To do: Below are the records. Gather each line that holds "value".

Excerpts from an interface dataset:
((

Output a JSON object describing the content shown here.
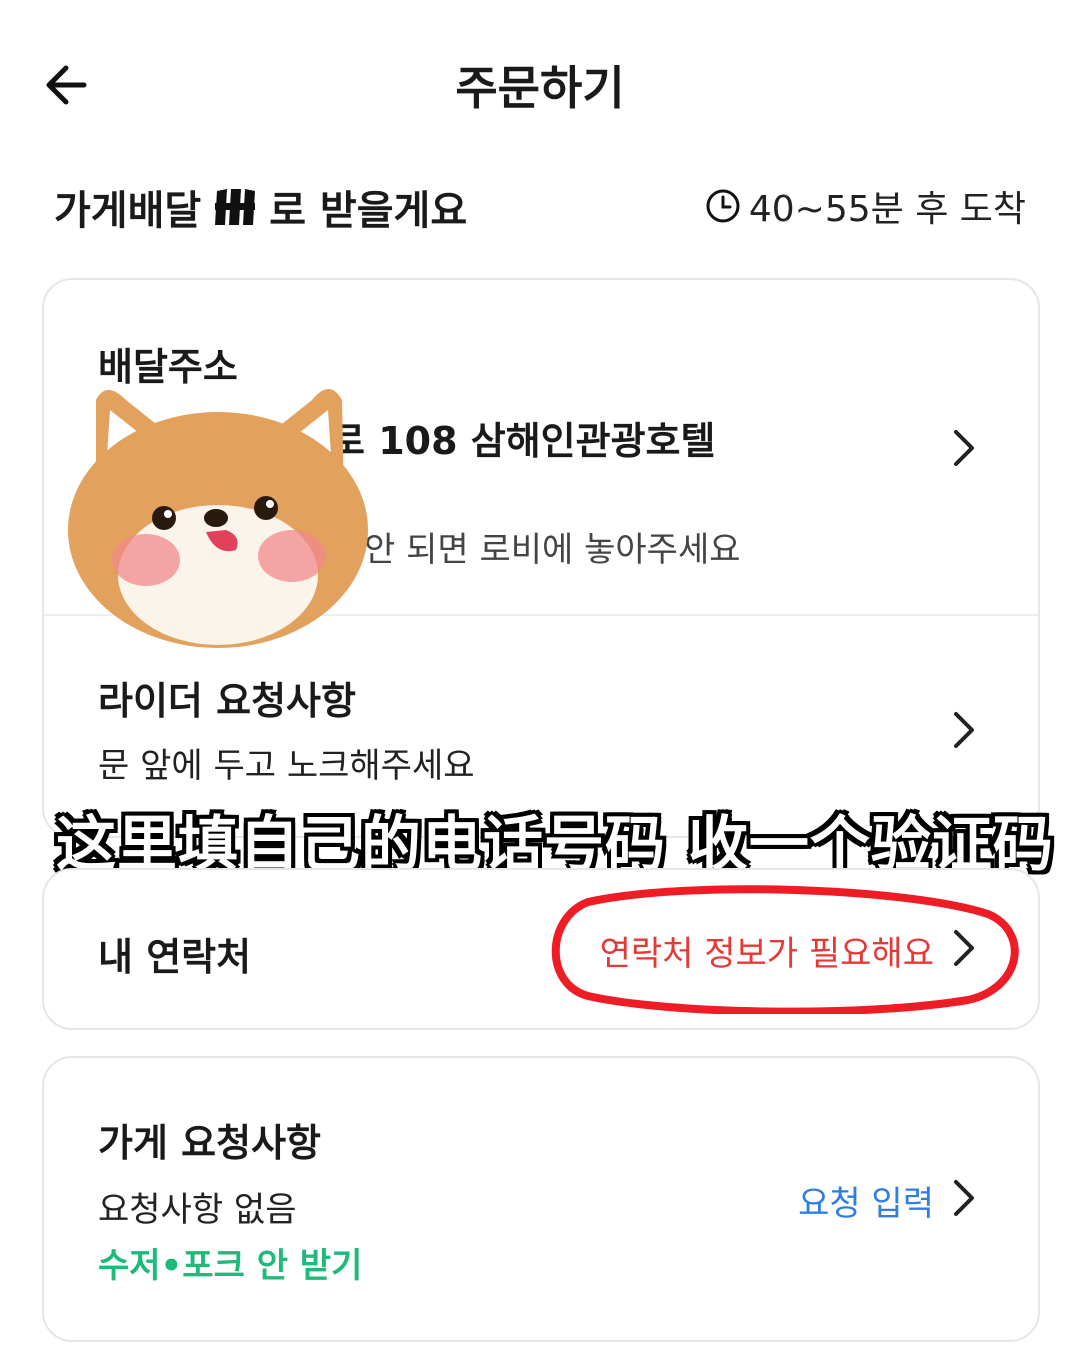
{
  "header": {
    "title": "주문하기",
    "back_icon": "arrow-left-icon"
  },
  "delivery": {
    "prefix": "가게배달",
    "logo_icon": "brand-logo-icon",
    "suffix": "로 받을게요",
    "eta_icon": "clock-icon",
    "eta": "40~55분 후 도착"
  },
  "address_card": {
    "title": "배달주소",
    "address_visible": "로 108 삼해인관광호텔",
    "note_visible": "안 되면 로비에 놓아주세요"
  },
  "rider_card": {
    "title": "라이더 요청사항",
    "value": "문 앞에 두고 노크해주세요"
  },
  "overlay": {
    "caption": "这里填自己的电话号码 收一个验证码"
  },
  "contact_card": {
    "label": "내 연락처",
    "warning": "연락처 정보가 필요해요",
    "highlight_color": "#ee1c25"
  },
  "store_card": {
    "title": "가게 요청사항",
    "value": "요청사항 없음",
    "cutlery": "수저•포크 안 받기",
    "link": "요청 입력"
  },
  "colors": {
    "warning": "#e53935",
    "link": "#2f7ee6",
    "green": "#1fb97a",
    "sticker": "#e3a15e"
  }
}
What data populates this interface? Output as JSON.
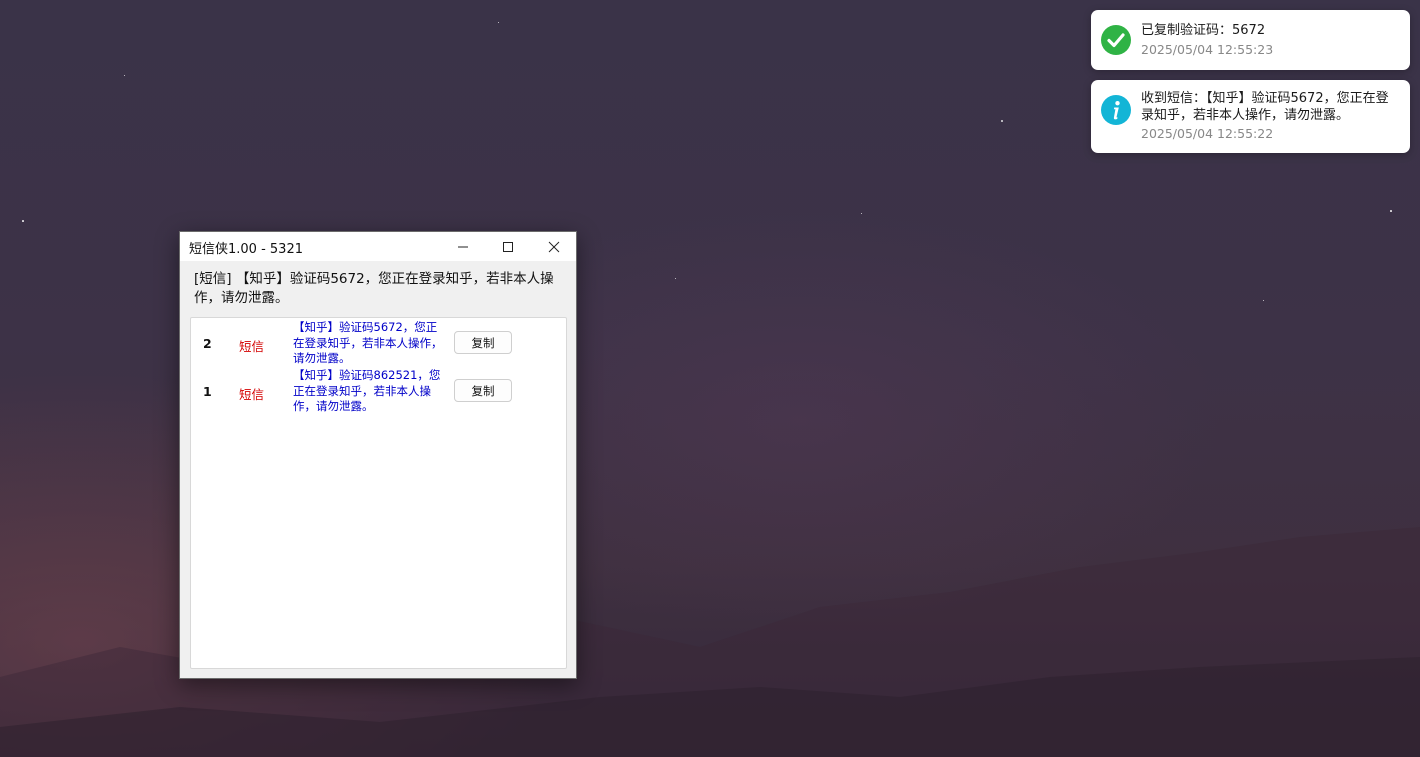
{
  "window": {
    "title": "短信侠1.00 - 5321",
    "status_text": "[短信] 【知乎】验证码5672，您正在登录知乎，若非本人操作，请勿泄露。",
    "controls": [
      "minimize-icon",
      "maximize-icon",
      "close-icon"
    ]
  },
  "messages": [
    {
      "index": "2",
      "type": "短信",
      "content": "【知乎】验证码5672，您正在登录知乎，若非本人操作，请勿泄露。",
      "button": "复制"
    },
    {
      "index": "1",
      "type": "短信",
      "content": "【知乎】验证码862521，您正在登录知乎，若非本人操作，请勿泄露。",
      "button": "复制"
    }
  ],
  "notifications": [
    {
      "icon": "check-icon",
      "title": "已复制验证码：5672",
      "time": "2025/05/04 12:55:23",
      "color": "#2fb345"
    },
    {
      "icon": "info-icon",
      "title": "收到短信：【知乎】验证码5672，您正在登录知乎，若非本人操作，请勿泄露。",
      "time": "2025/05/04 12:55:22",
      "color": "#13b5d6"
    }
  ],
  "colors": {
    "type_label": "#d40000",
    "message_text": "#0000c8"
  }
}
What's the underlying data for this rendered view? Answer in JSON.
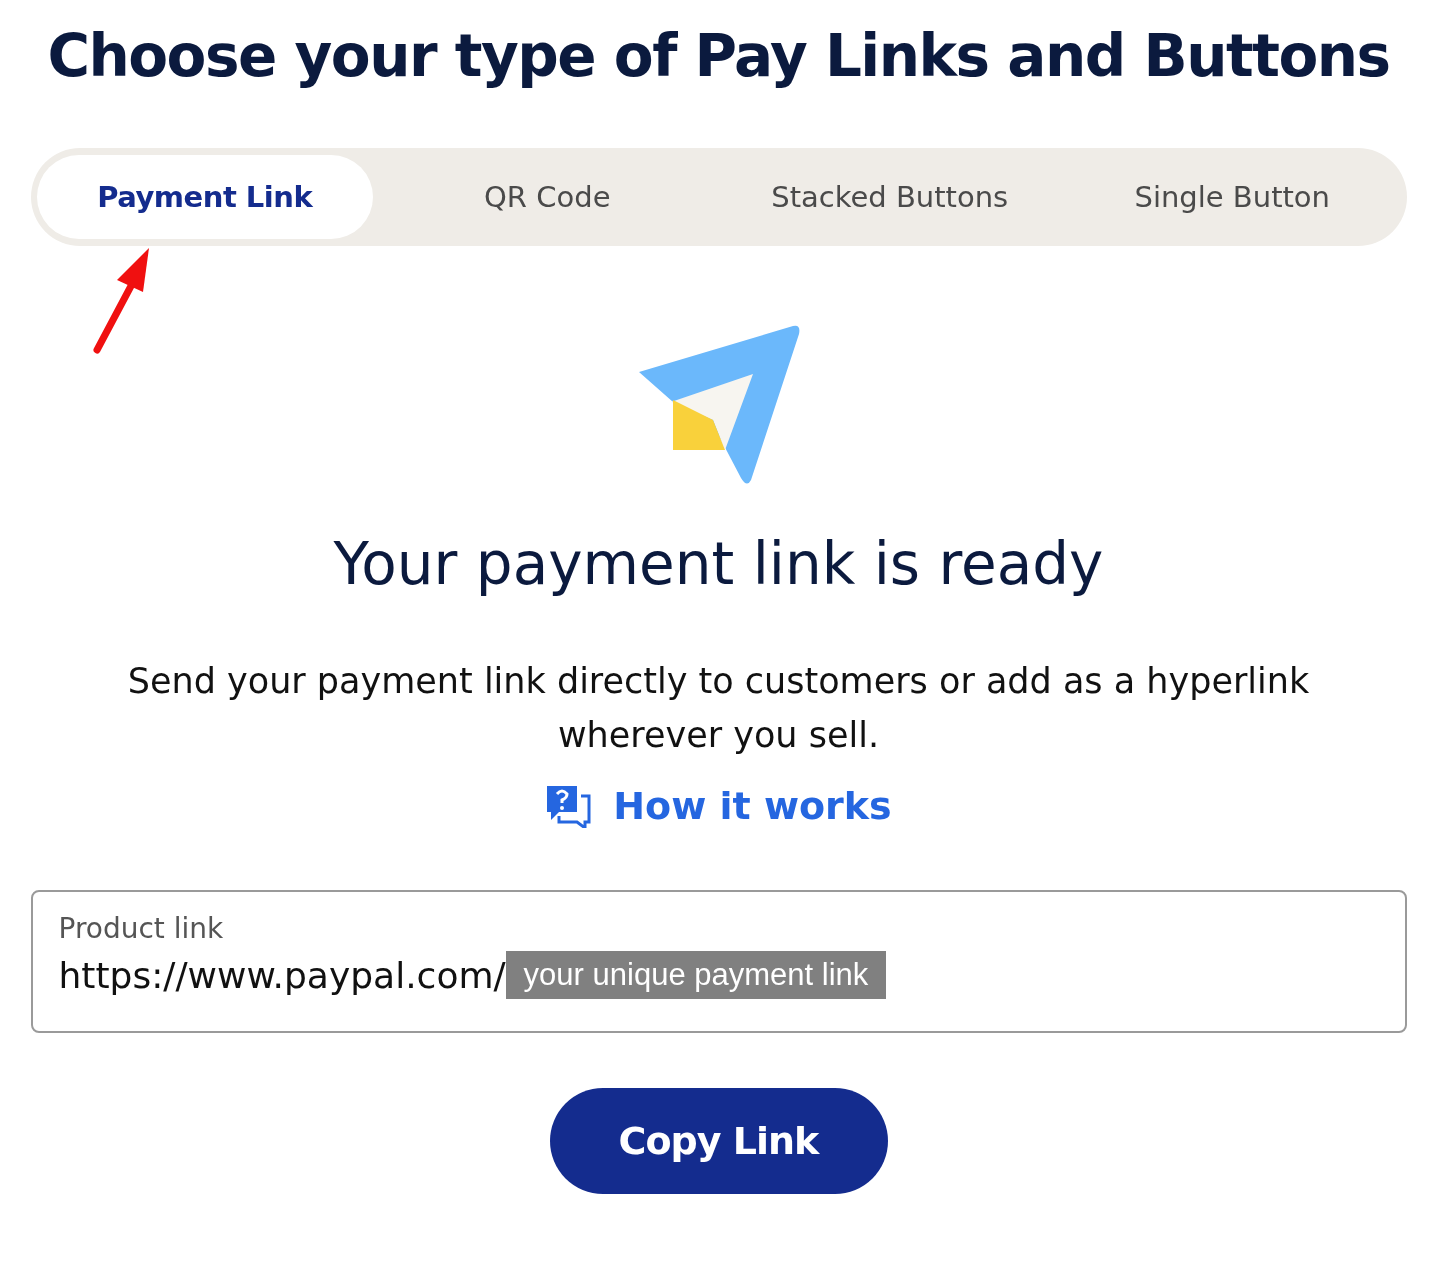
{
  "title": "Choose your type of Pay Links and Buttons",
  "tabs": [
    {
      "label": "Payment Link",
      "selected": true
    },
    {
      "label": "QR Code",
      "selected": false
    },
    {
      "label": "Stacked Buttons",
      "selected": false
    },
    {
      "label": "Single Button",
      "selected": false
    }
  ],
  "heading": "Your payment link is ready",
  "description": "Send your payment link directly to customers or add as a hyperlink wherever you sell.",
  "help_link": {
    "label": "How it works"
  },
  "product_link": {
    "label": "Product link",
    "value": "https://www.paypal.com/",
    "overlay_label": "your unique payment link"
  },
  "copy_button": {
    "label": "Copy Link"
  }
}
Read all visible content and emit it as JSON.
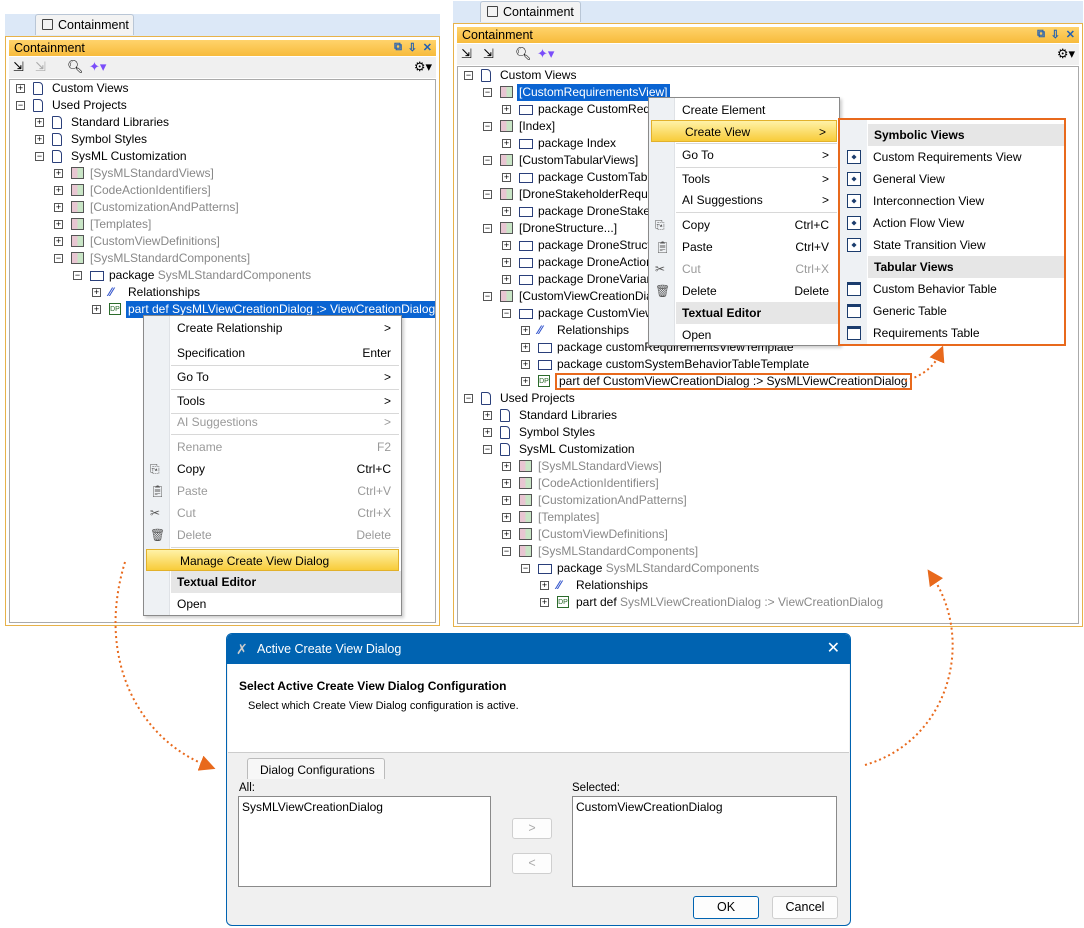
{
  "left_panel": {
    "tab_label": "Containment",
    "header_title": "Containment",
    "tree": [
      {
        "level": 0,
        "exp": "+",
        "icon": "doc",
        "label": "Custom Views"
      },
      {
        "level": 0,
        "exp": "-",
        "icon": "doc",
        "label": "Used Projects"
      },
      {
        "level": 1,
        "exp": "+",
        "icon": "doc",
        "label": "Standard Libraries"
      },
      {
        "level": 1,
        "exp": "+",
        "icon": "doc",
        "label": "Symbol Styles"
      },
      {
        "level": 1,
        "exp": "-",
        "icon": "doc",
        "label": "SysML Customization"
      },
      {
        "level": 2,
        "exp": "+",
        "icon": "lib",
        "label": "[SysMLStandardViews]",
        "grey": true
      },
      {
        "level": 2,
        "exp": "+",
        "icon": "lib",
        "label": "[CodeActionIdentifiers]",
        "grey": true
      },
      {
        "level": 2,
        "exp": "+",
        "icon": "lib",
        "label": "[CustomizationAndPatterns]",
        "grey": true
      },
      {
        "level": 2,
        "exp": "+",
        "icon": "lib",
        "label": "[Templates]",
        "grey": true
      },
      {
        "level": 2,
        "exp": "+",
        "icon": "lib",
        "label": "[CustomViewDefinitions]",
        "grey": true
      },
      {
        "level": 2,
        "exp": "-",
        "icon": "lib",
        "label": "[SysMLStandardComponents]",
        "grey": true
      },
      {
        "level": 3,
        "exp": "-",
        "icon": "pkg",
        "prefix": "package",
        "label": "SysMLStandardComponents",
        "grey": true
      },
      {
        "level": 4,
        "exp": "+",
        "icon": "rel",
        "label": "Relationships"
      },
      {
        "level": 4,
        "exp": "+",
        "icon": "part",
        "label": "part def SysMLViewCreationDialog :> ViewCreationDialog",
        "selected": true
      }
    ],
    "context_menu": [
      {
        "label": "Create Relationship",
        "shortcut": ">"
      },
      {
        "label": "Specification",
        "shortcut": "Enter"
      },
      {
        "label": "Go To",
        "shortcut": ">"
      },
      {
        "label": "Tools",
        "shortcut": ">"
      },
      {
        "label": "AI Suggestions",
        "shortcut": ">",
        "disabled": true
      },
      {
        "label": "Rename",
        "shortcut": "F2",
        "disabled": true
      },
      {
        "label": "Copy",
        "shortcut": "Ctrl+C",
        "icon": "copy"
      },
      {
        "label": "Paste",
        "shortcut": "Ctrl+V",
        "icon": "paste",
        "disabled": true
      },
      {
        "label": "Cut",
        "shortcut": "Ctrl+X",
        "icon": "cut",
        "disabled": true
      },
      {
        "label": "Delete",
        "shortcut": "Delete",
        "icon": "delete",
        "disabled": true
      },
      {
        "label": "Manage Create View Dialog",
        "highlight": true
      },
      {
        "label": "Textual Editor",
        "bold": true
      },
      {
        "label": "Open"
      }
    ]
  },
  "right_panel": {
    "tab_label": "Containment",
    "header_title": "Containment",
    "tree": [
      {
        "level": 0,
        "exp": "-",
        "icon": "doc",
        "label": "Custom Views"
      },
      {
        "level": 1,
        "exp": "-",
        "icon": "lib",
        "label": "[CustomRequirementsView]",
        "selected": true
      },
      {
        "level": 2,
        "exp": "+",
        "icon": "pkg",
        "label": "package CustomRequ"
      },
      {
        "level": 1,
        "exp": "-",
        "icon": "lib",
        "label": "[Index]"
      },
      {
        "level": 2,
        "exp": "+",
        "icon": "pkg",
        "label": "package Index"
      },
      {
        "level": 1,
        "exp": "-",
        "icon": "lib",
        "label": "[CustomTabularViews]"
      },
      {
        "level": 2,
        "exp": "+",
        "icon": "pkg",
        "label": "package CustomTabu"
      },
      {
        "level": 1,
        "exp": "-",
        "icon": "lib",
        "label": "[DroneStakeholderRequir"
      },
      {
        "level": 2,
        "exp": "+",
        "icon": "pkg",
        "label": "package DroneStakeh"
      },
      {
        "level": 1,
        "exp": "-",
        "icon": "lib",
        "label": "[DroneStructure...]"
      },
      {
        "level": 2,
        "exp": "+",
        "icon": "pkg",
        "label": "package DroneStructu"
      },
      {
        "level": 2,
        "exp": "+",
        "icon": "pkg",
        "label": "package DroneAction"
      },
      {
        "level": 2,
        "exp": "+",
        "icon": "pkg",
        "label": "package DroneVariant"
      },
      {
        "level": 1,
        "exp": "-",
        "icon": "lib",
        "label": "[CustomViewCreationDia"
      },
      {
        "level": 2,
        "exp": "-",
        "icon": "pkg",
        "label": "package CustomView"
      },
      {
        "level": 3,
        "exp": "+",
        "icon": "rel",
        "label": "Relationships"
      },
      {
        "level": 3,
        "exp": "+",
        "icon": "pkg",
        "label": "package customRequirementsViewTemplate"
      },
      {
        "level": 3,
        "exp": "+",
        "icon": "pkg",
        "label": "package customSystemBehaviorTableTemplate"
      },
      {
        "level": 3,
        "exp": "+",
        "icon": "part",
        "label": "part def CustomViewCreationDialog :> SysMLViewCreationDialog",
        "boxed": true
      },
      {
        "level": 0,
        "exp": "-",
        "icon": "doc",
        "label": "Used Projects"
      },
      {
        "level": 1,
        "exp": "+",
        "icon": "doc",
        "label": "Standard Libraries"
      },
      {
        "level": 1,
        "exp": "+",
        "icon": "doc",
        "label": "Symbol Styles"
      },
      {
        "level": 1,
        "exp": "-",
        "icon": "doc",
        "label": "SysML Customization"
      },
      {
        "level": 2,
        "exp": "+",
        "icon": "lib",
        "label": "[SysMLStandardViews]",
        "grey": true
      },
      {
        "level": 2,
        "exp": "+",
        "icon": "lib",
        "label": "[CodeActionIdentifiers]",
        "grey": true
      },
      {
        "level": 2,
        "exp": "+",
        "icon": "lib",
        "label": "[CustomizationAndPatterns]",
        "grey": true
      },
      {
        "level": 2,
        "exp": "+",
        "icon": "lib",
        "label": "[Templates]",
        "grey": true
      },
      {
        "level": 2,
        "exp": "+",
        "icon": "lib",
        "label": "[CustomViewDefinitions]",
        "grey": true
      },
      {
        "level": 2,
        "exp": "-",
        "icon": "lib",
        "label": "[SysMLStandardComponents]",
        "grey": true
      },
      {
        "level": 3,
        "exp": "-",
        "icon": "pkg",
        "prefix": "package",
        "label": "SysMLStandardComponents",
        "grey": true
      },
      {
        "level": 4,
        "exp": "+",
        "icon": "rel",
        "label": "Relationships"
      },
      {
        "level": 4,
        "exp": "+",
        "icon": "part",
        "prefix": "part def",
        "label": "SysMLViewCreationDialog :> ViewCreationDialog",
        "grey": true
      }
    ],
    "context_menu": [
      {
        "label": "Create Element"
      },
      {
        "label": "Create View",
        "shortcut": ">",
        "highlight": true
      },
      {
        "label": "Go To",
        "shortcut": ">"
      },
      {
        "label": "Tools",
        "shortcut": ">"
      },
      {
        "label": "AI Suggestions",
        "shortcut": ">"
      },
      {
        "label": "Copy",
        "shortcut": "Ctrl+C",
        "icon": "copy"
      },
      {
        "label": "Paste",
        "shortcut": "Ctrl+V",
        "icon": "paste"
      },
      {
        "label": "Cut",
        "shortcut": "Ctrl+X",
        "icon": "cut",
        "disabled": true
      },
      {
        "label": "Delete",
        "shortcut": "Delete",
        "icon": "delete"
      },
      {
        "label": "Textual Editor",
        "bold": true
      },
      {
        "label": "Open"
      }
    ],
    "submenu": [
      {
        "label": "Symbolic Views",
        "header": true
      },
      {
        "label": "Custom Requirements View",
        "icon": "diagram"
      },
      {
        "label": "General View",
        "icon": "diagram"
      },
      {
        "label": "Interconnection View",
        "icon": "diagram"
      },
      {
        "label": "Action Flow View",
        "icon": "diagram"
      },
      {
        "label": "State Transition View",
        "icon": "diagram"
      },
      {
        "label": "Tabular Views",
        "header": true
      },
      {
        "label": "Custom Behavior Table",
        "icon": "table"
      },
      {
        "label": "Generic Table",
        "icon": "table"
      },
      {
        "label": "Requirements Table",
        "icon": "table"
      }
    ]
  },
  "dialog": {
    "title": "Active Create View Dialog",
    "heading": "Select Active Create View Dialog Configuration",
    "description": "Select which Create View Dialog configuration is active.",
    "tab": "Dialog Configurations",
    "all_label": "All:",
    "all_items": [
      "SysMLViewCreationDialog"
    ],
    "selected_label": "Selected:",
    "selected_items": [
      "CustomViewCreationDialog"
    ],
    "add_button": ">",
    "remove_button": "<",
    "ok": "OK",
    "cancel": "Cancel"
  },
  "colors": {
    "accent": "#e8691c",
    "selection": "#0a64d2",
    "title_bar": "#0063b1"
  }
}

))

Reply to the exercise:
    "value": "문 앞에 두고 노크해주세요"
    "value": "요청사항 없음",
    "value": "https://www.paypal.com/",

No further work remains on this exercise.